> _ASSIGNED TASK_
In the records, each line holding "accommodare" must be reported.

> _RECORDS TO USE_
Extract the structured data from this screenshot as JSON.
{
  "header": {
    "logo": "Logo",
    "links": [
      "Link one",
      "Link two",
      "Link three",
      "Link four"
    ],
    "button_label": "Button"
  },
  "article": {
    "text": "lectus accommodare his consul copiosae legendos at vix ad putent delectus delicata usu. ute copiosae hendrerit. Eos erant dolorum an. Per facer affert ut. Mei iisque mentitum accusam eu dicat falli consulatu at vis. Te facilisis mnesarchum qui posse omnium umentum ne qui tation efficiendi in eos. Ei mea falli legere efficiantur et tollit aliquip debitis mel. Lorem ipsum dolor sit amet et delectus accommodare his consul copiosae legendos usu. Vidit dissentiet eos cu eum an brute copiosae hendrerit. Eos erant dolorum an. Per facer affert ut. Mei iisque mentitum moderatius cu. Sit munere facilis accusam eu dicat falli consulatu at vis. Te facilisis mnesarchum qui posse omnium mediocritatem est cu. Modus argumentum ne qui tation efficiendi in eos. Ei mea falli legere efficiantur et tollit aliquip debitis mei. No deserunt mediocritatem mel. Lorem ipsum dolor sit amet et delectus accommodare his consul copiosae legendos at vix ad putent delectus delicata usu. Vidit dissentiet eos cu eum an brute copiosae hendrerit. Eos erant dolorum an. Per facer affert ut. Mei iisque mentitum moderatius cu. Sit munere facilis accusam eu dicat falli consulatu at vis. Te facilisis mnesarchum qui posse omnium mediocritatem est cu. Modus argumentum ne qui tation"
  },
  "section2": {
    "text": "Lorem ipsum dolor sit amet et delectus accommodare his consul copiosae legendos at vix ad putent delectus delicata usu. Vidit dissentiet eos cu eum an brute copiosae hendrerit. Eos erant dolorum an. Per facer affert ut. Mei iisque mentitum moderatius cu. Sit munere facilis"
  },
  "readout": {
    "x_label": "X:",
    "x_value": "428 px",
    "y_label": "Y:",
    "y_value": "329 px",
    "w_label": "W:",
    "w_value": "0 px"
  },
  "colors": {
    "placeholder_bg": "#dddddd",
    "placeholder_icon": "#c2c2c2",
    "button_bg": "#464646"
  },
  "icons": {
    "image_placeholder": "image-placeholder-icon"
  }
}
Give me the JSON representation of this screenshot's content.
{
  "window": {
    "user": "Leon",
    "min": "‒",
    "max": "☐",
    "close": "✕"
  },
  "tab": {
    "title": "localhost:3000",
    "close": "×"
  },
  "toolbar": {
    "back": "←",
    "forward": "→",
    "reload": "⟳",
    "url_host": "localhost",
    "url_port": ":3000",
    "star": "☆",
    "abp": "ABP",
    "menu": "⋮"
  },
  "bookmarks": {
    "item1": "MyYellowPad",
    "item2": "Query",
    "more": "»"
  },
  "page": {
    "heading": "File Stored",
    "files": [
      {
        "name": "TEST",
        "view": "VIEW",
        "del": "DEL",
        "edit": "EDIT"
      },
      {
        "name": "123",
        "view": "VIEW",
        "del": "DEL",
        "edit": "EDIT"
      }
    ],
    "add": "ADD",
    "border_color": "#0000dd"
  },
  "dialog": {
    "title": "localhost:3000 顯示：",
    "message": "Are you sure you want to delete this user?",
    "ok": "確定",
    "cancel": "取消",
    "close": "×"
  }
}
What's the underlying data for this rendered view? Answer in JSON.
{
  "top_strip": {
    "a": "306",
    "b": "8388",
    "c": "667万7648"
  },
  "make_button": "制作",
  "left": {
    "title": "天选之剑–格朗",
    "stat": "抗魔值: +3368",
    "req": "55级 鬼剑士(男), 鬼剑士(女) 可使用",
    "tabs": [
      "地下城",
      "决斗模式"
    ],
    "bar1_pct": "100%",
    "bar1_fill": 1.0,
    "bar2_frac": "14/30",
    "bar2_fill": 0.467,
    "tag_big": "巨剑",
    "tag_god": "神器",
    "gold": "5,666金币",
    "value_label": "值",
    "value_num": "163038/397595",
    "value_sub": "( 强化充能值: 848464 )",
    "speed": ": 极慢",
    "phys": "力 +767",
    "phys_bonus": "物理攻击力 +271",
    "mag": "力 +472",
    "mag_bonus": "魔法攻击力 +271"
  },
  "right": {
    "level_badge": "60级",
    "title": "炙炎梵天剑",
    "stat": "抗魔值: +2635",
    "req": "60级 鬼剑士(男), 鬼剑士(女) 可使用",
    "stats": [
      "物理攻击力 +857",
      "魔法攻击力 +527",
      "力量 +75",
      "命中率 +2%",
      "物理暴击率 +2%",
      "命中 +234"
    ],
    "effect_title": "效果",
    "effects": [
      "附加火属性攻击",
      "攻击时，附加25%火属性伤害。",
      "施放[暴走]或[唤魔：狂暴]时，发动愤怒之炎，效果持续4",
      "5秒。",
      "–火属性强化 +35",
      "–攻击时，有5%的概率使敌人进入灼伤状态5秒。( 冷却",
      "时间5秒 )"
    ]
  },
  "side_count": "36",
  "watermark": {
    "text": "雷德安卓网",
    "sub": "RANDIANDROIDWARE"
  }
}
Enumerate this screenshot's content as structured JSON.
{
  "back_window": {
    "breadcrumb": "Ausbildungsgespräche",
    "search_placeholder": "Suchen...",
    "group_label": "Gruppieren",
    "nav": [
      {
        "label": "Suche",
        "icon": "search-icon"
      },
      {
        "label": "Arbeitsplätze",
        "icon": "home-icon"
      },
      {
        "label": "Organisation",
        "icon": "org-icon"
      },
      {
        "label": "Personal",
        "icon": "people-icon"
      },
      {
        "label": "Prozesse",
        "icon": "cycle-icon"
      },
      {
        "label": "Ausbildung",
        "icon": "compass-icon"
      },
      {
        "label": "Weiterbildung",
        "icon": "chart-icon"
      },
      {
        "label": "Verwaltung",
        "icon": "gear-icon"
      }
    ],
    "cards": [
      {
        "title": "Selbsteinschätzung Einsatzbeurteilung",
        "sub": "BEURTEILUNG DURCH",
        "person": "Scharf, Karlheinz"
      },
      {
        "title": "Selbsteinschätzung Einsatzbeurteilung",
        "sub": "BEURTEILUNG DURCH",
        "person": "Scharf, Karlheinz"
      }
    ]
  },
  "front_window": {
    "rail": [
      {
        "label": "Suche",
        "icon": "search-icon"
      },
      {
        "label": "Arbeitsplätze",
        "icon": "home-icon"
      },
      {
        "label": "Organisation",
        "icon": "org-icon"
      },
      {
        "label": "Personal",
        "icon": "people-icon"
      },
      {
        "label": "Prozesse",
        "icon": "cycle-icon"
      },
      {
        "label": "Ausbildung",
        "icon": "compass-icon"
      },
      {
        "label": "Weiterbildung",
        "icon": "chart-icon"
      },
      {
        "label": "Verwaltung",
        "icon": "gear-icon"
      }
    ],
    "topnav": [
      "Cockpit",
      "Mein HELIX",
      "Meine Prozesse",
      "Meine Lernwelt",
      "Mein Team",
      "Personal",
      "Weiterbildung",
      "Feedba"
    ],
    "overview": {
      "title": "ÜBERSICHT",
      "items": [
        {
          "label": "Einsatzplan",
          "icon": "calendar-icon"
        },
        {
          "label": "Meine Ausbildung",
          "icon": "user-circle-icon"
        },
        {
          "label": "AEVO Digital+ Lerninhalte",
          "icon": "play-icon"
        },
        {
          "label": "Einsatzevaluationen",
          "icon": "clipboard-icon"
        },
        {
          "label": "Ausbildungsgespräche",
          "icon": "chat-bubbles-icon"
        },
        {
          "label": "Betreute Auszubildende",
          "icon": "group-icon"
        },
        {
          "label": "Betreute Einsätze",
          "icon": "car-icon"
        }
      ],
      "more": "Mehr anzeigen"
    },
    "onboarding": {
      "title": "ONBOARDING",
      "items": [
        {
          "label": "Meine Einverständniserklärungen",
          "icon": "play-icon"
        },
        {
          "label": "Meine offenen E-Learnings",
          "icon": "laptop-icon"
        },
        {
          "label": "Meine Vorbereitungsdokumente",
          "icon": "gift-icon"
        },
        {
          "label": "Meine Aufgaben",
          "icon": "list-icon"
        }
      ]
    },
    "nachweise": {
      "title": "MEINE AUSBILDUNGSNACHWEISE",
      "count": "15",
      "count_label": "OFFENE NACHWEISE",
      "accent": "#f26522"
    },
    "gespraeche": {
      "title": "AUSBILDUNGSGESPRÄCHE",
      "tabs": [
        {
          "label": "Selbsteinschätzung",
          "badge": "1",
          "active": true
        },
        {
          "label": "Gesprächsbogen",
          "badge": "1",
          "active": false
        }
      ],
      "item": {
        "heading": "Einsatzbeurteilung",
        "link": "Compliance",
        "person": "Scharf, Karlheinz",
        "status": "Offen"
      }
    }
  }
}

> _SOLVED PROBLEM_
    "text": "lectus accommodare his consul copiosae legendos at vix ad putent delectus delicata usu. ute copiosae hendrerit. Eos erant dolorum an. Per facer affert ut. Mei iisque mentitum accusam eu dicat falli consulatu at vis. Te facilisis mnesarchum qui posse omnium umentum ne qui tation efficiendi in eos. Ei mea falli legere efficiantur et tollit aliquip debitis mel. Lorem ipsum dolor sit amet et delectus accommodare his consul copiosae legendos usu. Vidit dissentiet eos cu eum an brute copiosae hendrerit. Eos erant dolorum an. Per facer affert ut. Mei iisque mentitum moderatius cu. Sit munere facilis accusam eu dicat falli consulatu at vis. Te facilisis mnesarchum qui posse omnium mediocritatem est cu. Modus argumentum ne qui tation efficiendi in eos. Ei mea falli legere efficiantur et tollit aliquip debitis mei. No deserunt mediocritatem mel. Lorem ipsum dolor sit amet et delectus accommodare his consul copiosae legendos at vix ad putent delectus delicata usu. Vidit dissentiet eos cu eum an brute copiosae hendrerit. Eos erant dolorum an. Per facer affert ut. Mei iisque mentitum moderatius cu. Sit munere facilis accusam eu dicat falli consulatu at vis. Te facilisis mnesarchum qui posse omnium mediocritatem est cu. Modus argumentum ne qui tation"
    "text": "Lorem ipsum dolor sit amet et delectus accommodare his consul copiosae legendos at vix ad putent delectus delicata usu. Vidit dissentiet eos cu eum an brute copiosae hendrerit. Eos erant dolorum an. Per facer affert ut. Mei iisque mentitum moderatius cu. Sit munere facilis"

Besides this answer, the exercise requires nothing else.